April 10, 2017 UPDATE
We continue to work with the District Attorneys Association to prevent a damaging bill that would impede officers’ ability to interview minors (HB 3242), and our conversations with Rep Barker (D – Beaverton), whose committee heard the measure, have been fruitful. We’ll learn next week whether the measure is tabled or if there is enough lingering support to pass it in some form.
March 31, 2017 UPDATE
Another measure, HB 3242, would require officers to electronically record all conversations with minors suspected of committing a crime. ORCOPS testified last week to the real-world impracticality of that measure, but there is now an effort by the measure’s supporters to find a compromise that would limit the requirement to more specific circumstances. ORCOPS’ lobbyist received an anonymous menacing phone call regarding this measure, which means we’re being effective!

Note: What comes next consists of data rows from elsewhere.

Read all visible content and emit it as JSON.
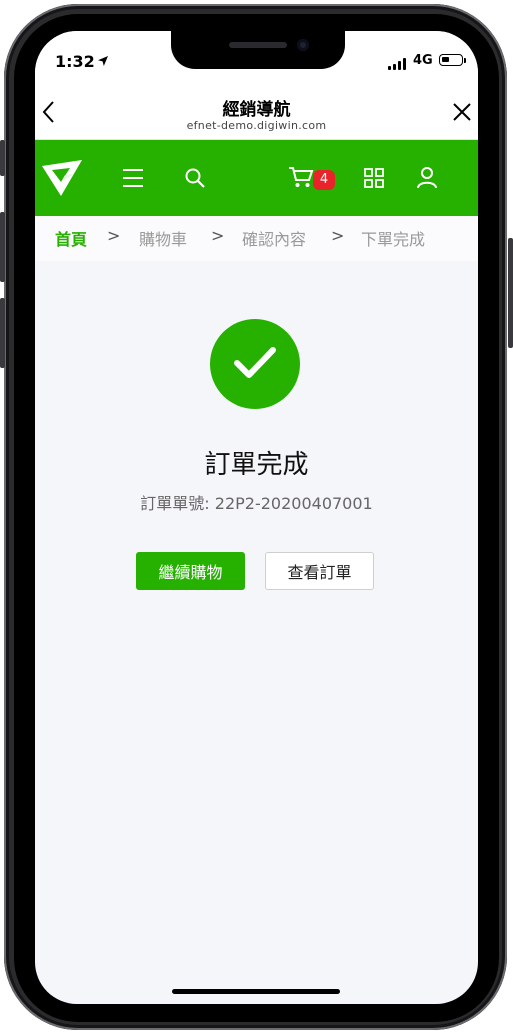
{
  "status_bar": {
    "time": "1:32",
    "network": "4G"
  },
  "nav": {
    "title": "經銷導航",
    "url": "efnet-demo.digiwin.com"
  },
  "header": {
    "cart_count": "4"
  },
  "breadcrumb": {
    "items": [
      "首頁",
      "購物車",
      "確認內容",
      "下單完成"
    ],
    "separator": ">"
  },
  "result": {
    "title": "訂單完成",
    "order_label": "訂單單號:",
    "order_number": "22P2-20200407001"
  },
  "actions": {
    "continue_label": "繼續購物",
    "view_order_label": "查看訂單"
  },
  "colors": {
    "brand_green": "#26b000",
    "badge_red": "#e8242a",
    "screen_bg": "#f5f6fa"
  },
  "icons": [
    "location-arrow-icon",
    "signal-icon",
    "battery-icon",
    "back-icon",
    "close-icon",
    "logo-icon",
    "menu-icon",
    "search-icon",
    "cart-icon",
    "grid-icon",
    "user-icon",
    "check-icon"
  ]
}
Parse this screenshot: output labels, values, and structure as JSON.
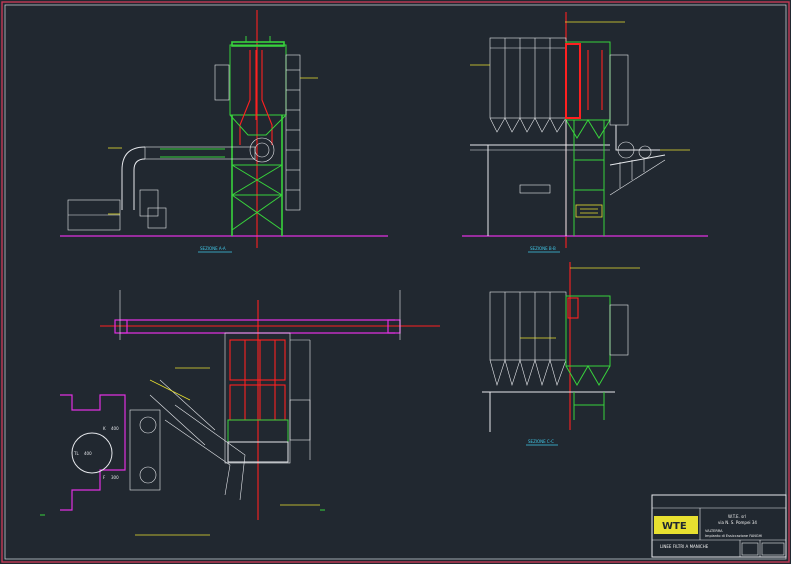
{
  "drawing": {
    "section_labels": {
      "a": "SEZIONE A-A",
      "b": "SEZIONE B-B",
      "c": "SEZIONE C-C"
    },
    "plan_labels": {
      "k": "K",
      "k_value": "400",
      "tl": "TL",
      "tl_value": "400",
      "f": "F",
      "f_value": "300"
    }
  },
  "title_block": {
    "logo": "WTE",
    "company": "W.T.E. srl",
    "address": "via N. S. Pompei 34",
    "project": "VALTERRA",
    "description": "Impianto di Essiccazione FANGHI",
    "sheet_title": "LINEE FILTRI A MANICHE",
    "colors": {
      "frame": "#c8c8c8",
      "logo_bg": "#e8e030"
    }
  },
  "colors": {
    "background": "#212830",
    "border": "#c23a55",
    "line_white": "#e6e8ec",
    "line_green": "#38d23c",
    "line_red": "#ff2020",
    "line_magenta": "#e030e0",
    "line_yellow": "#e8e030",
    "line_cyan": "#40c8e8"
  }
}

March 25, 2017
The House Judiciary Committee held hearings on three measures last week that would drastically affect interactions with minors.
- HB 2718 would prohibit officers from interviewing a minor until the minor had consulted with an attorney. The measure would not allow that requirement to be waived, even by the minor’s parents or guardians.
- HB 3242 would require all custodial interviews with minors be recorded electronically, but does not provide any funding for equipment, nor does it provide for unanticipated circumstances. ORCOPS-endorsed Rep. Andy Olson (R – Albany), a 29-year veteran with the Oregon State Police, did an excellent job outlining the challenges of this measure, especially in rural areas of the state.
- HB 3244 would prohibit officers from utilizing “deceit, trickery, or artifice” when conducting interviews. An amendment to that bill would even further prohibit officers from implying or suggesting that cooperation could lead to leniency. The measure is poorly defined, to say the least — no one was able to provide a legal definition of “artifice”.
Opposing the bills was only a panel of ORCOPS (representing line officers and deputies), Sheriff Jason Myers of Marion County (representing both the Chiefs and Sheriffs associations), and Kurt Miller (a DPSST trainer representing the Oregon District Attorneys Association). The panel pointed out that as “best practices” are organically moving in these directions, it would be better to allow local law enforcement agencies to develop these practices on their own rather than impose hard-and-fast statewide mandates. Subsequent discussions with committee members have indicated that these measures are unlikely to move forward.